- The Improving the Single Finger Panning Experience section explains how to customize the panning experience by handling the WM_GESTURE message.
If you want to have even more specific control of gestures than is offered by the WM_GESTURE message, or you want to interpret multiple gestures on multiple objects, you should use the manipulation processor. The manipulation processor essentially is a superset of gestures. Using the manipulation processor requires that you implement an event sink for manipulations that you feed raw touch data to.

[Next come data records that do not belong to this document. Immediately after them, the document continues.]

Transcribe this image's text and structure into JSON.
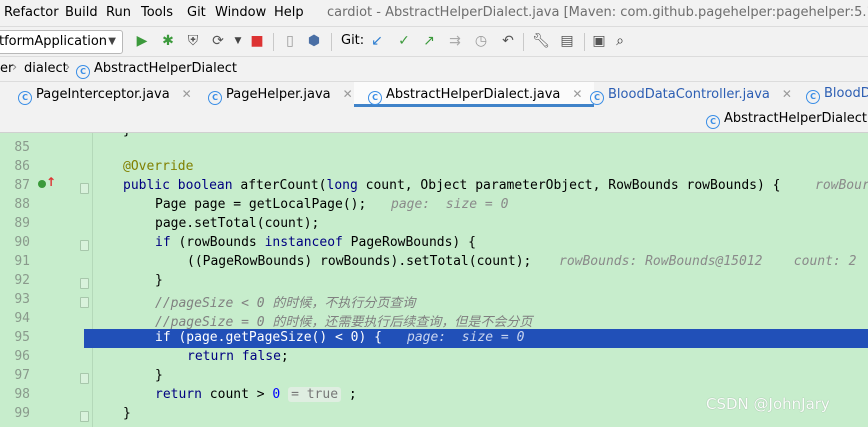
{
  "menu": [
    "Refactor",
    "Build",
    "Run",
    "Tools",
    "Git",
    "Window",
    "Help"
  ],
  "title": "cardiot - AbstractHelperDialect.java [Maven: com.github.pagehelper:pagehelper:5.1.4]",
  "toolbar": {
    "run_config": "tformApplication",
    "git_label": "Git:"
  },
  "breadcrumb": [
    "er",
    "dialect",
    "AbstractHelperDialect"
  ],
  "tabs": [
    {
      "label": "PageInterceptor.java"
    },
    {
      "label": "PageHelper.java"
    },
    {
      "label": "AbstractHelperDialect.java"
    },
    {
      "label": "BloodDataController.java"
    },
    {
      "label": "BloodD"
    }
  ],
  "subbar_file": "AbstractHelperDialect.cla",
  "editor": {
    "line_numbers": [
      "85",
      "86",
      "87",
      "88",
      "89",
      "90",
      "91",
      "92",
      "93",
      "94",
      "95",
      "96",
      "97",
      "98",
      "99"
    ],
    "lines": {
      "l86_ann": "@Override",
      "l87_a": "public boolean",
      "l87_b": " afterCount(",
      "l87_c": "long",
      "l87_d": " count, Object parameterObject, RowBounds rowBounds) {",
      "l87_hint": "rowBour",
      "l88": "Page page = getLocalPage();",
      "l88_hint": "page:  size = 0",
      "l89": "page.setTotal(count);",
      "l90_kw": "if",
      "l90_a": " (rowBounds ",
      "l90_kw2": "instanceof",
      "l90_b": " PageRowBounds) {",
      "l91": "((PageRowBounds) rowBounds).setTotal(count);",
      "l91_hint": "rowBounds: RowBounds@15012    count: 2",
      "l92": "}",
      "l93_cmt": "//pageSize < 0 的时候，不执行分页查询",
      "l94_cmt": "//pageSize = 0 的时候，还需要执行后续查询，但是不会分页",
      "l95": "if (page.getPageSize() < 0) {",
      "l95_hint": "page:  size = 0",
      "l96_kw": "return false",
      "l96_end": ";",
      "l97": "}",
      "l98_kw": "return",
      "l98_a": " count > ",
      "l98_num": "0",
      "l98_inlay": "= true",
      "l98_end": " ;",
      "l99": "}"
    }
  },
  "watermark": "CSDN @JohnJary",
  "colors": {
    "editor_bg": "#c7edcc",
    "highlight": "#2150b8",
    "keyword": "#000080",
    "annotation": "#808000"
  }
}
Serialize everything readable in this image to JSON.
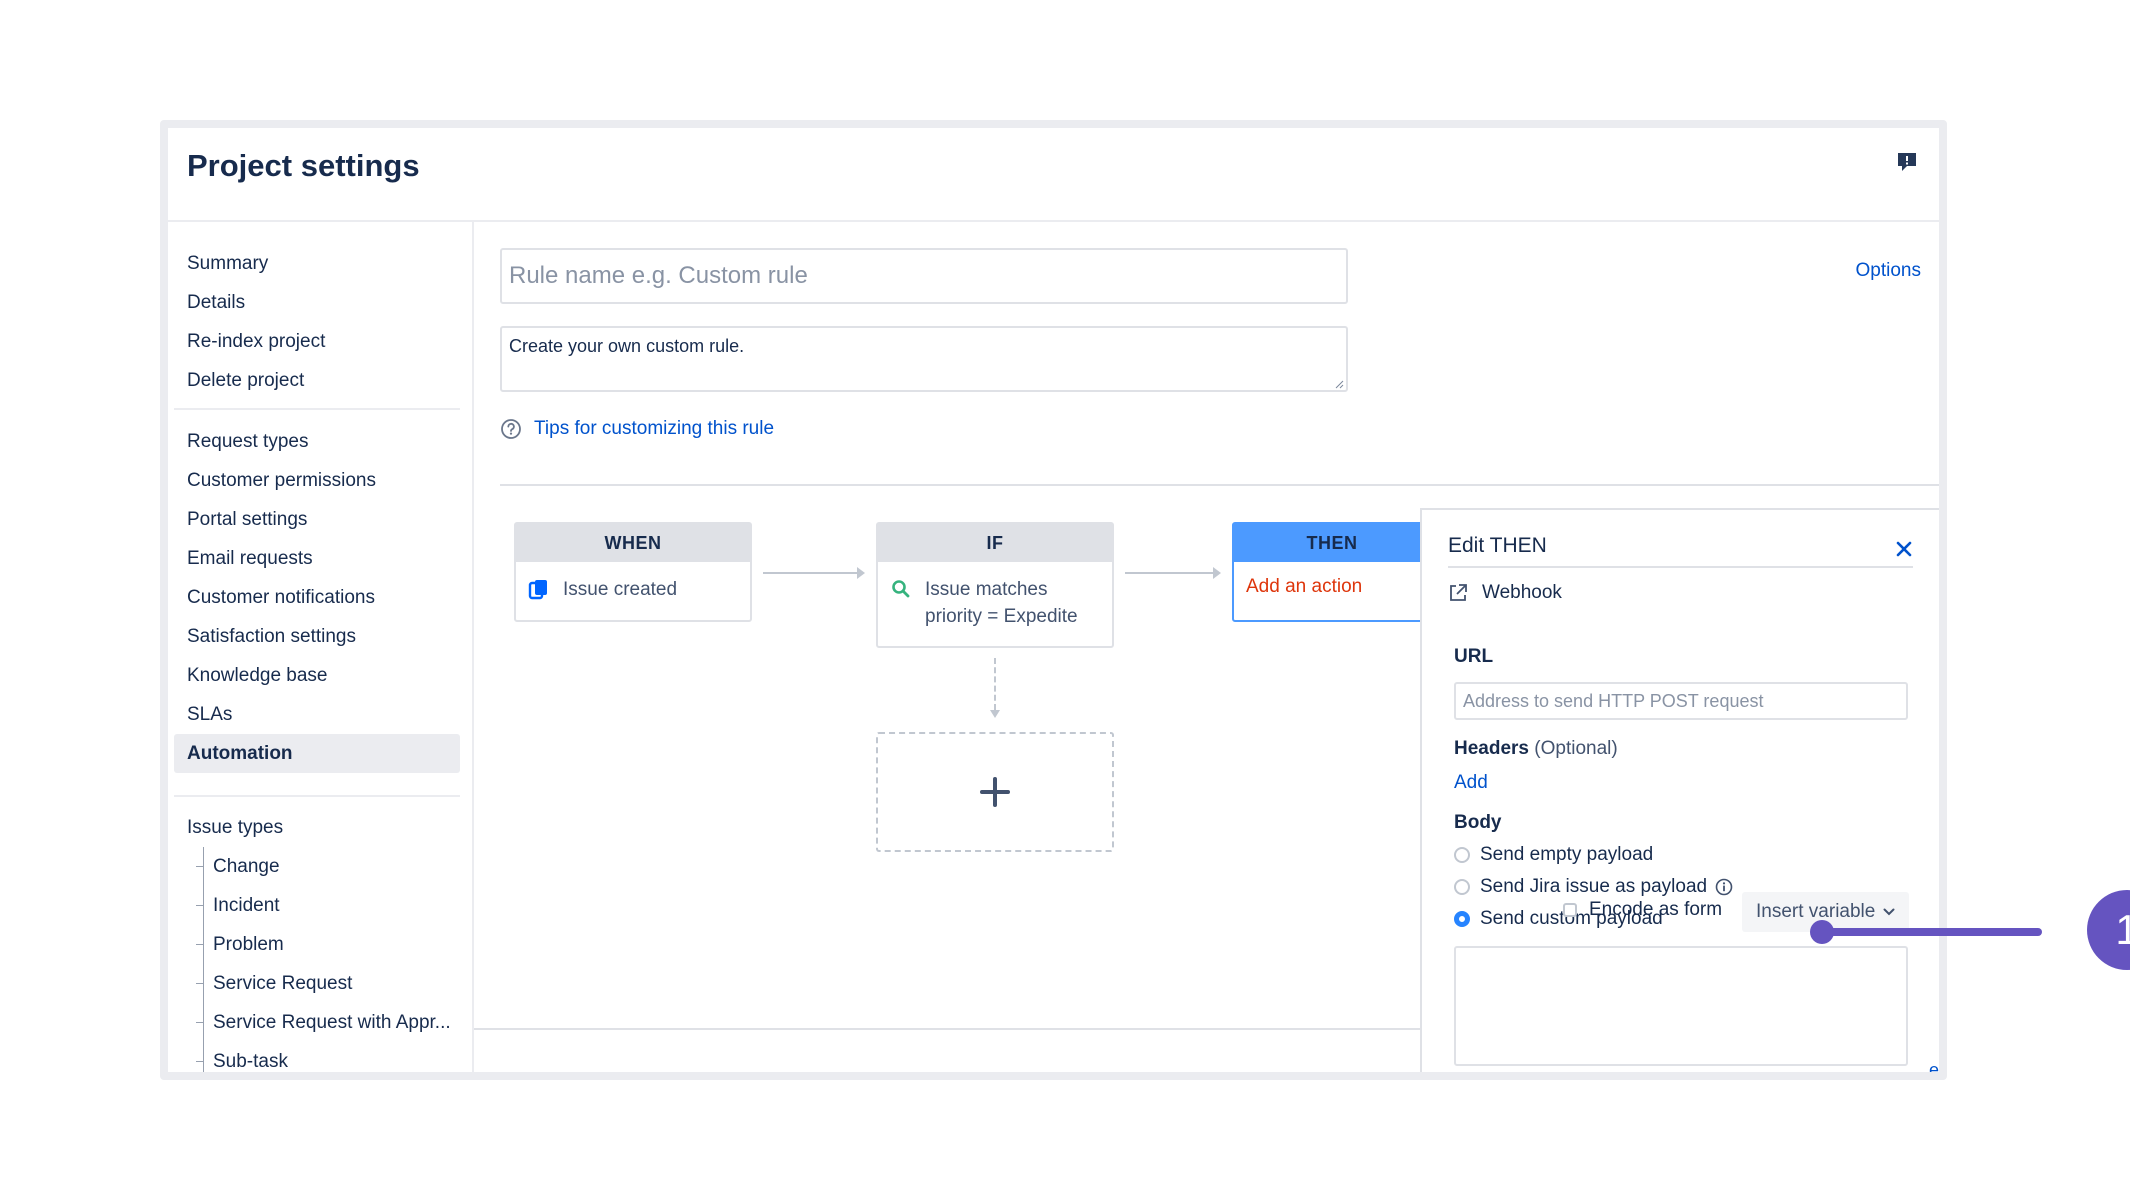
{
  "header": {
    "title": "Project settings"
  },
  "sidebar": {
    "group1": [
      "Summary",
      "Details",
      "Re-index project",
      "Delete project"
    ],
    "group2": [
      "Request types",
      "Customer permissions",
      "Portal settings",
      "Email requests",
      "Customer notifications",
      "Satisfaction settings",
      "Knowledge base",
      "SLAs",
      "Automation"
    ],
    "selected": "Automation",
    "issue_types_label": "Issue types",
    "issue_types": [
      "Change",
      "Incident",
      "Problem",
      "Service Request",
      "Service Request with Appr...",
      "Sub-task"
    ]
  },
  "rule": {
    "name_placeholder": "Rule name e.g. Custom rule",
    "description": "Create your own custom rule.",
    "tips_link": "Tips for customizing this rule",
    "options_link": "Options"
  },
  "flow": {
    "when": {
      "label": "WHEN",
      "text": "Issue created",
      "icon": "copy-icon"
    },
    "if": {
      "label": "IF",
      "text_line1": "Issue matches",
      "text_line2": "priority = Expedite",
      "icon": "search-icon"
    },
    "then": {
      "label": "THEN",
      "text": "Add an action"
    }
  },
  "panel": {
    "title": "Edit THEN",
    "action": "Webhook",
    "url_label": "URL",
    "url_placeholder": "Address to send HTTP POST request",
    "headers_label": "Headers",
    "headers_optional": "(Optional)",
    "headers_add": "Add",
    "body_label": "Body",
    "body_options": [
      "Send empty payload",
      "Send Jira issue as payload",
      "Send custom payload"
    ],
    "body_selected": "Send custom payload",
    "encode_label": "Encode as form",
    "insert_variable": "Insert variable"
  },
  "callout": {
    "number": "1"
  },
  "colors": {
    "accent": "#0052cc",
    "then_blue": "#4c9aff",
    "callout": "#6554c0",
    "action_red": "#de350b"
  }
}
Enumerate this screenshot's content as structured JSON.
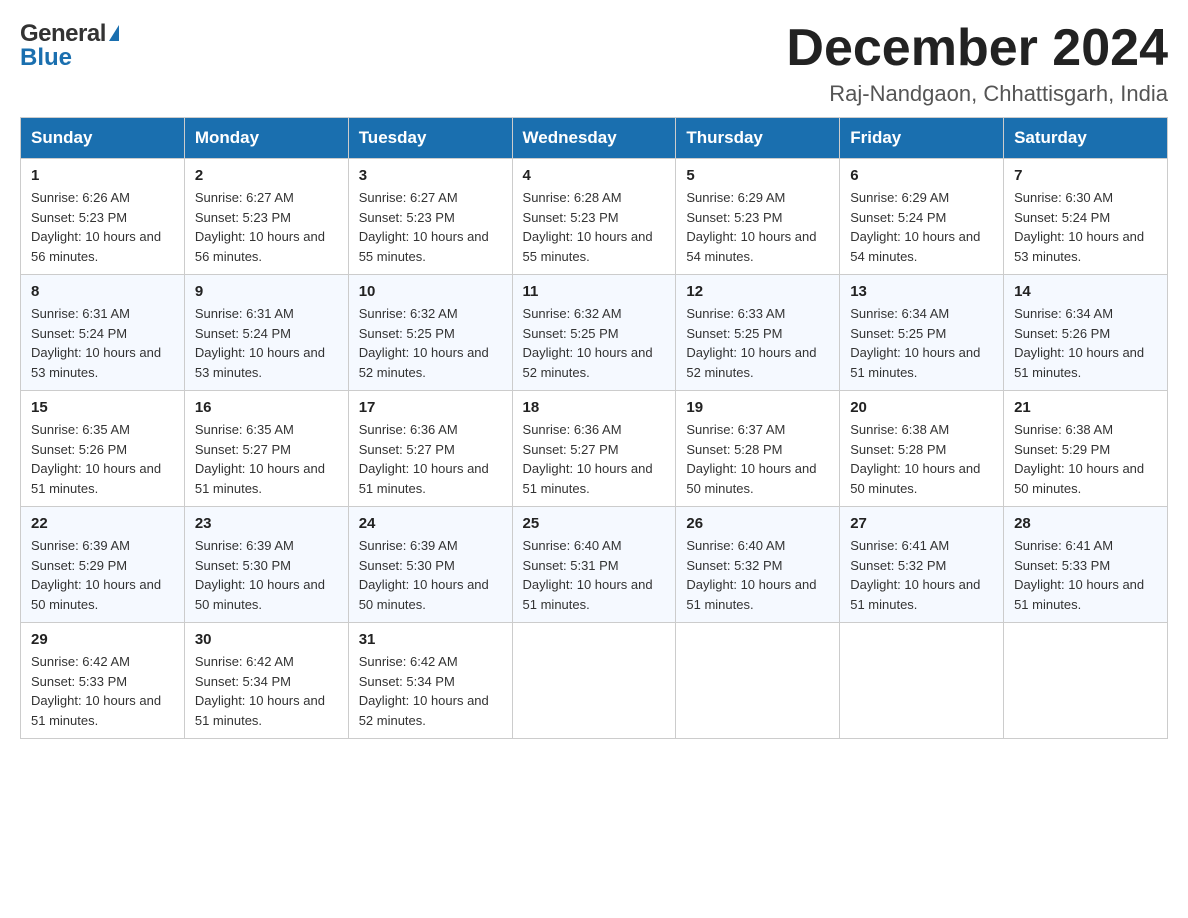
{
  "header": {
    "month_year": "December 2024",
    "location": "Raj-Nandgaon, Chhattisgarh, India",
    "logo_general": "General",
    "logo_blue": "Blue"
  },
  "days_of_week": [
    "Sunday",
    "Monday",
    "Tuesday",
    "Wednesday",
    "Thursday",
    "Friday",
    "Saturday"
  ],
  "weeks": [
    [
      {
        "day": "1",
        "sunrise": "6:26 AM",
        "sunset": "5:23 PM",
        "daylight": "10 hours and 56 minutes."
      },
      {
        "day": "2",
        "sunrise": "6:27 AM",
        "sunset": "5:23 PM",
        "daylight": "10 hours and 56 minutes."
      },
      {
        "day": "3",
        "sunrise": "6:27 AM",
        "sunset": "5:23 PM",
        "daylight": "10 hours and 55 minutes."
      },
      {
        "day": "4",
        "sunrise": "6:28 AM",
        "sunset": "5:23 PM",
        "daylight": "10 hours and 55 minutes."
      },
      {
        "day": "5",
        "sunrise": "6:29 AM",
        "sunset": "5:23 PM",
        "daylight": "10 hours and 54 minutes."
      },
      {
        "day": "6",
        "sunrise": "6:29 AM",
        "sunset": "5:24 PM",
        "daylight": "10 hours and 54 minutes."
      },
      {
        "day": "7",
        "sunrise": "6:30 AM",
        "sunset": "5:24 PM",
        "daylight": "10 hours and 53 minutes."
      }
    ],
    [
      {
        "day": "8",
        "sunrise": "6:31 AM",
        "sunset": "5:24 PM",
        "daylight": "10 hours and 53 minutes."
      },
      {
        "day": "9",
        "sunrise": "6:31 AM",
        "sunset": "5:24 PM",
        "daylight": "10 hours and 53 minutes."
      },
      {
        "day": "10",
        "sunrise": "6:32 AM",
        "sunset": "5:25 PM",
        "daylight": "10 hours and 52 minutes."
      },
      {
        "day": "11",
        "sunrise": "6:32 AM",
        "sunset": "5:25 PM",
        "daylight": "10 hours and 52 minutes."
      },
      {
        "day": "12",
        "sunrise": "6:33 AM",
        "sunset": "5:25 PM",
        "daylight": "10 hours and 52 minutes."
      },
      {
        "day": "13",
        "sunrise": "6:34 AM",
        "sunset": "5:25 PM",
        "daylight": "10 hours and 51 minutes."
      },
      {
        "day": "14",
        "sunrise": "6:34 AM",
        "sunset": "5:26 PM",
        "daylight": "10 hours and 51 minutes."
      }
    ],
    [
      {
        "day": "15",
        "sunrise": "6:35 AM",
        "sunset": "5:26 PM",
        "daylight": "10 hours and 51 minutes."
      },
      {
        "day": "16",
        "sunrise": "6:35 AM",
        "sunset": "5:27 PM",
        "daylight": "10 hours and 51 minutes."
      },
      {
        "day": "17",
        "sunrise": "6:36 AM",
        "sunset": "5:27 PM",
        "daylight": "10 hours and 51 minutes."
      },
      {
        "day": "18",
        "sunrise": "6:36 AM",
        "sunset": "5:27 PM",
        "daylight": "10 hours and 51 minutes."
      },
      {
        "day": "19",
        "sunrise": "6:37 AM",
        "sunset": "5:28 PM",
        "daylight": "10 hours and 50 minutes."
      },
      {
        "day": "20",
        "sunrise": "6:38 AM",
        "sunset": "5:28 PM",
        "daylight": "10 hours and 50 minutes."
      },
      {
        "day": "21",
        "sunrise": "6:38 AM",
        "sunset": "5:29 PM",
        "daylight": "10 hours and 50 minutes."
      }
    ],
    [
      {
        "day": "22",
        "sunrise": "6:39 AM",
        "sunset": "5:29 PM",
        "daylight": "10 hours and 50 minutes."
      },
      {
        "day": "23",
        "sunrise": "6:39 AM",
        "sunset": "5:30 PM",
        "daylight": "10 hours and 50 minutes."
      },
      {
        "day": "24",
        "sunrise": "6:39 AM",
        "sunset": "5:30 PM",
        "daylight": "10 hours and 50 minutes."
      },
      {
        "day": "25",
        "sunrise": "6:40 AM",
        "sunset": "5:31 PM",
        "daylight": "10 hours and 51 minutes."
      },
      {
        "day": "26",
        "sunrise": "6:40 AM",
        "sunset": "5:32 PM",
        "daylight": "10 hours and 51 minutes."
      },
      {
        "day": "27",
        "sunrise": "6:41 AM",
        "sunset": "5:32 PM",
        "daylight": "10 hours and 51 minutes."
      },
      {
        "day": "28",
        "sunrise": "6:41 AM",
        "sunset": "5:33 PM",
        "daylight": "10 hours and 51 minutes."
      }
    ],
    [
      {
        "day": "29",
        "sunrise": "6:42 AM",
        "sunset": "5:33 PM",
        "daylight": "10 hours and 51 minutes."
      },
      {
        "day": "30",
        "sunrise": "6:42 AM",
        "sunset": "5:34 PM",
        "daylight": "10 hours and 51 minutes."
      },
      {
        "day": "31",
        "sunrise": "6:42 AM",
        "sunset": "5:34 PM",
        "daylight": "10 hours and 52 minutes."
      },
      null,
      null,
      null,
      null
    ]
  ],
  "labels": {
    "sunrise": "Sunrise:",
    "sunset": "Sunset:",
    "daylight": "Daylight:"
  }
}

If you want simple object physics in addition to interpreting the gestures, you should use an inertia processor in conjunction with the manipulation processor. The inertia processor works with the manipulation processor by taking velocity values from the manipulation processor upon manipulation completion.
If you want to interpret multiple touch points in your application, you should create a message handler for the WM_TOUCH message.
- The Windows Touch Input section explains how you can interpret the WM_TOUCH message.
- The Detecting and Tracking Multiple Touch Points section demonstrates how to create a simple application that interprets multiple inputs.
- The Manipulations and Inertia section explains how to enable the most flexible approach to Windows Touch.
If you want to enable input for multiple contacts on the Tablet PC platform, you must implement a custom RealTimeStylus plug-in that interprets the Windows Touch data. Microsoft introduced the ITablet3 and IRealTimeStylus3 interfaces to enable input from multiple contacts in the RealTimeStylus plug-in. These interfaces simplify extending RealTimeStylus plug-ins to support multiple contact points.
To check whether support for multiple contacts is enabled, call IsMultiTouch. To check the number of supported contacts, call GetMaximumCursors. To enable or disable multiple contact support, call MultiTouchEnabled.
Note If you don't enable multiple contact points in the RealTimeStylus, you will receive gesture messages such as pan and zoom.